In response to parishioners' complaints about the "Talking about Touching" program, the spokesman for the Boston archdiocese provide a Globe reporter with this gem:
But he said being in the system involves trusting administrators to make good decisions on curriculum, whether it's sex abuse prevention or Latin.
Right. And when the administrators have demonstrated that they don't deserve your trust, then what? Trust them again?
The comparison of sexual abuse with Latin is interesting, too. Some people are experts in the Latin language; it makes sense to have them teach others. Some people are experts in the sexual education of children. And who belongs to that latter category? According to the Catholic Church, it's the children's parents.
OK, one more point. Latin is-- or at least used to be-- a standard element of the curriculum in Catholic schools. If you sent your children to those schools, you expected them to attend Latin classes. Discussions of sexuality-- especially by young and innocent childrent-- are not part of the same deal.
An appeal from our founder, Dr. Jeffrey Mirus:
Dear reader: If you found the information on this page helpful in your pursuit of a better Catholic life, please support our work with a donation. Your donation will help us reach seven million Truth-seeking readers worldwide this year. Thank you!
Progress toward our February expenses ($5,938 to go):

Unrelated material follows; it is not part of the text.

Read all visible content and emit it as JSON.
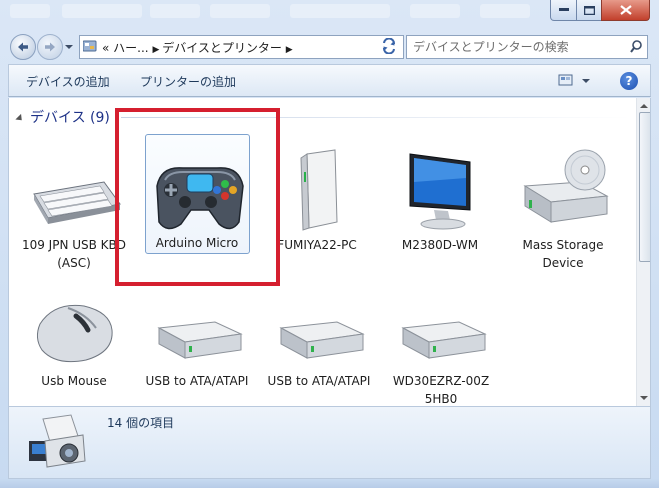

All comments are moderated. To lighten our editing burden, only current donors are allowed to Sound Off. If you are a donor, log in to see the comment form; otherwise please support our work, and Sound Off!